Open Access Original Research Article

Comparative Growth and Ions Response to Phosphorus Application for Two Brassica Species under Salt Stress

Badar-uz- Zaman, Sundas Nawaz

Asian Soil Research Journal, Page 24-31
DOI: 10.9734/asrj/2020/v3i430079

The genetic level differences between Brassica species can have potential impact on their performance under salt stress conditions together with Phosphorus and Potassium applications. In this study we hypothesized that certain level of salt stress mitigation can be done with applications of Phosphorus and Potassium solutions. Germinated seeds of Brassica juncea (var. Khanpur raya) and B. napus (Faisal canola), raised to 10 days seedlings stage and transferred to continuously aerated nutrient solution  For salt stress, applied NaCl @60 mM in the nutrient solution’ also applied phosphorus as potassium di hydrogen phosphate (PDP) @ 0 and 10 mM in triplicates. Khanpur raya and Faisal canola responded significantly (p< 0.01) to the application of PDP for growth and ions relations under salt stress and non-stress. Under stress conditions, shoot fresh mass (SFM) of Khanpur raya increased 10 percent with 10 mM of applied PDP than its control whereas SFM of Faisal canola increased 8 percent than its control. Root fresh mass (RFM) of Khanpur raya increased 8 percent with 10 mM of applied PDP than its control whereas RFM of Faisal canola increase 10 percent than its control. Dry mass of Khanpur raya increased 11 percent with 10 mM of applied PDP than its control whereas SDM of Faisal canola increased 6 percent than its control. Root dry mass (RDM) of Khanpur raya increased 18 percent with 10 Mm of applied PDP than its control whereas RDM of Faisal canola increased 19 percent than its control. In Khanpur raya Na+ /K+ ratio decreased 21 percent than the control, whereas this ratio decreased 24 percent in Faisal canola than its control. Under salt stress, physiological P-use in shoot and root of Khanpur raya increased 11 and 8 percent respectively than that of Faisal canola.

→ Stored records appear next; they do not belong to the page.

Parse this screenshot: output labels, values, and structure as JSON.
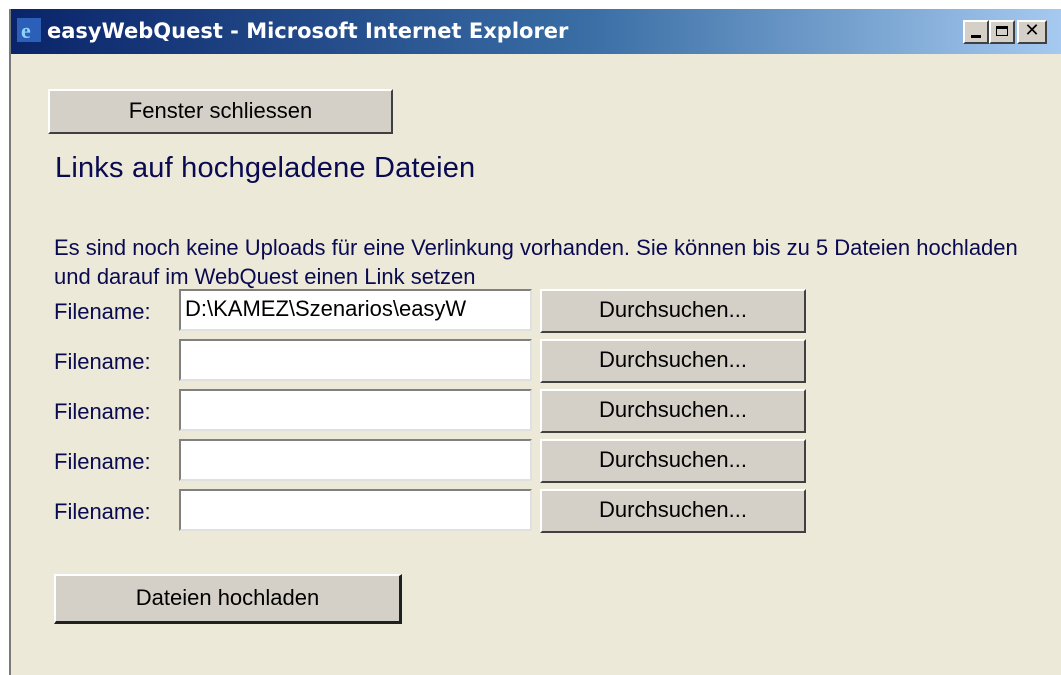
{
  "window": {
    "title": "easyWebQuest - Microsoft Internet Explorer",
    "controls": [
      "minimize",
      "maximize",
      "close"
    ]
  },
  "page": {
    "close_button_label": "Fenster schliessen",
    "heading": "Links auf hochgeladene Dateien",
    "info_text": "Es sind noch keine Uploads für eine Verlinkung vorhanden. Sie können bis zu 5 Dateien hochladen und darauf im WebQuest einen Link setzen",
    "file_rows": [
      {
        "label": "Filename:",
        "value": "D:\\KAMEZ\\Szenarios\\easyW",
        "browse_label": "Durchsuchen..."
      },
      {
        "label": "Filename:",
        "value": "",
        "browse_label": "Durchsuchen..."
      },
      {
        "label": "Filename:",
        "value": "",
        "browse_label": "Durchsuchen..."
      },
      {
        "label": "Filename:",
        "value": "",
        "browse_label": "Durchsuchen..."
      },
      {
        "label": "Filename:",
        "value": "",
        "browse_label": "Durchsuchen..."
      }
    ],
    "upload_button_label": "Dateien hochladen"
  },
  "colors": {
    "titlebar_start": "#0a246a",
    "titlebar_end": "#a6caf0",
    "background": "#ece9d8",
    "text": "#0a0a50"
  },
  "icons": {
    "title": "internet-explorer-icon"
  }
}
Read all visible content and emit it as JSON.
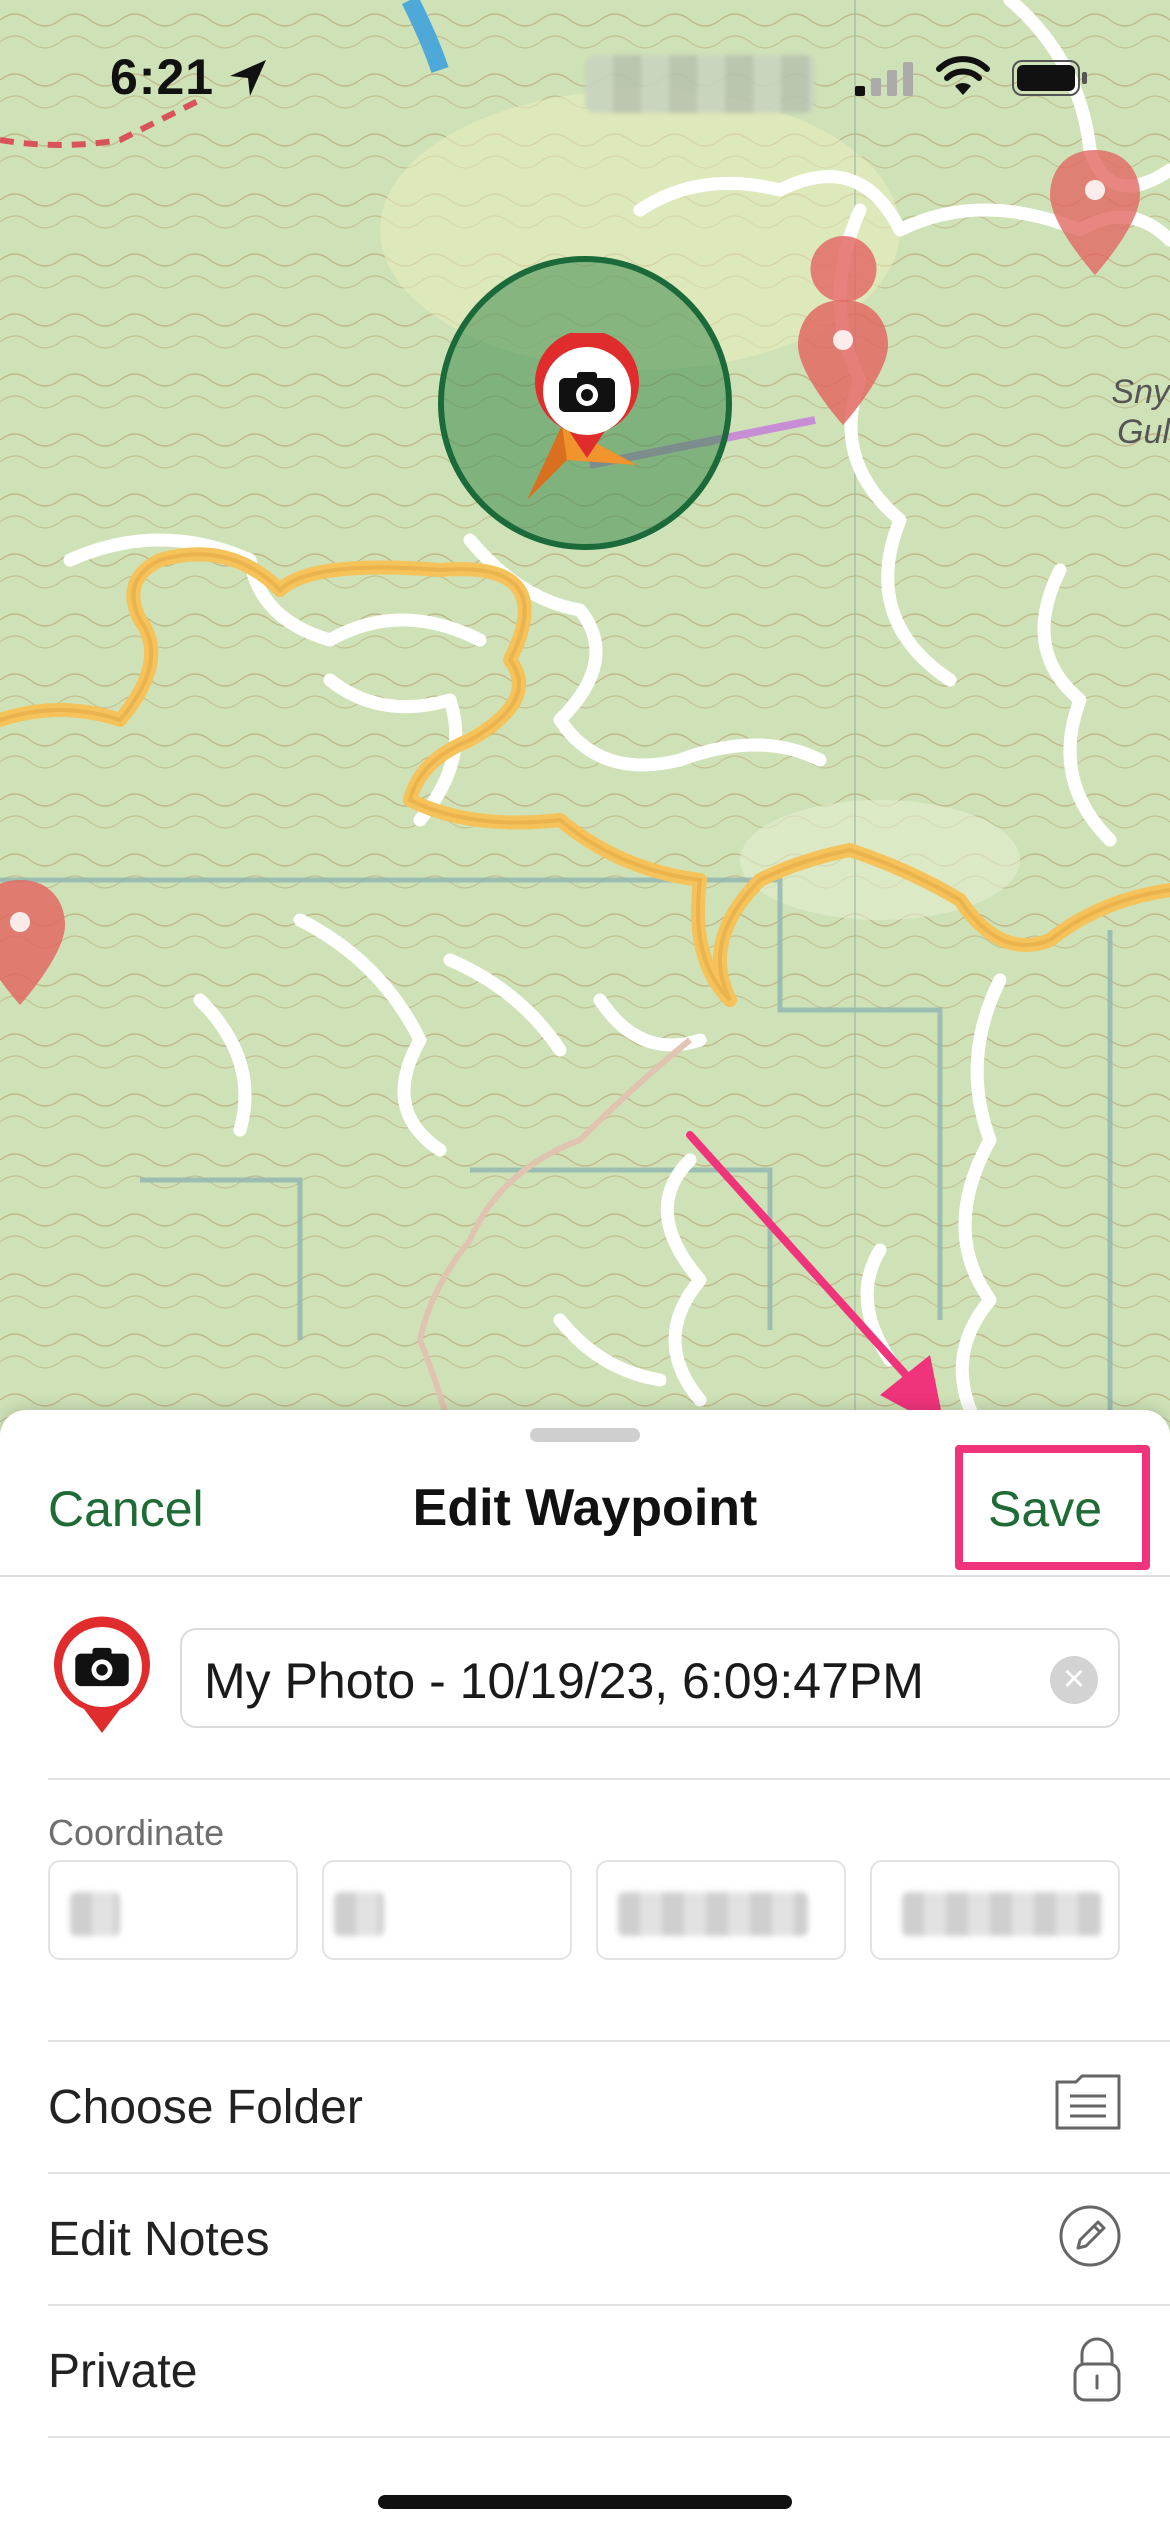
{
  "status_bar": {
    "time": "6:21"
  },
  "map": {
    "marker_icon": "camera-icon",
    "pin_color": "#e05b5b",
    "road_color": "#f6c25a",
    "map_label_lines": [
      "Sny",
      "Gul"
    ]
  },
  "sheet": {
    "cancel_label": "Cancel",
    "title": "Edit Waypoint",
    "save_label": "Save",
    "highlight_color": "#f0347b",
    "accent_color": "#1f6b36",
    "waypoint_icon": "camera-icon",
    "name_value": "My Photo - 10/19/23, 6:09:47PM",
    "coordinate_label": "Coordinate",
    "rows": [
      {
        "label": "Choose Folder",
        "icon": "folder-icon"
      },
      {
        "label": "Edit Notes",
        "icon": "pencil-icon"
      },
      {
        "label": "Private",
        "icon": "lock-icon"
      }
    ]
  }
}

Open Access Review Article

Panchagavya: A Multidimensional Review Article through the Lens of an Agriculture Scholar

Lekhika Borgohain, Hemi Borgohain, Binita Konwar, Arindam Kumar Dutta, Umesh Panging

Asian Soil Research Journal, Page 32-38
DOI: 10.9734/asrj/2020/v3i430080

Traditional agriculture has been generally considered everywhere as a joint effort of man and cattle. In recent past, a great deal of importance has been given to individual animal product and formulation. Among the liquid formulations, the most widely used is Panchagavya. This traditional organic input has been mentioned in Ayurveda, prepared by using five components derived from cow viz. milk, curd, ghee, urine, dung and all these five products are individually called 'Gavya' and collectively termed as 'Panchagavya' [1]. Besides these five components, enriched panchagavya also contains some additional components like coconut water, sugarcane juice or jaggery, banana and toddy. Coconut water is a cheaper substitute for kinetin which helps in increasing the chlorophyll content of rice. It plays a crucial role in each and every component of crop management like integrated nutrient management [2], integrated pest management disease management. Panchagavya also has a great impact on human and animal health. It holds an important place in Ayurvedic medicine due to its disease curing properties. Ancient Indian scriptures such as Bhel Sanhita, Kashyap Sanhita, Charak Sanhita, Sushrut Sanhita hail about the glory of the mixture of cow’s five essences- the panchagavya. It is believed that consumption of panchagavya results in removal of physical as well as mental disorders and acts as an enhancer of physical strength and life span.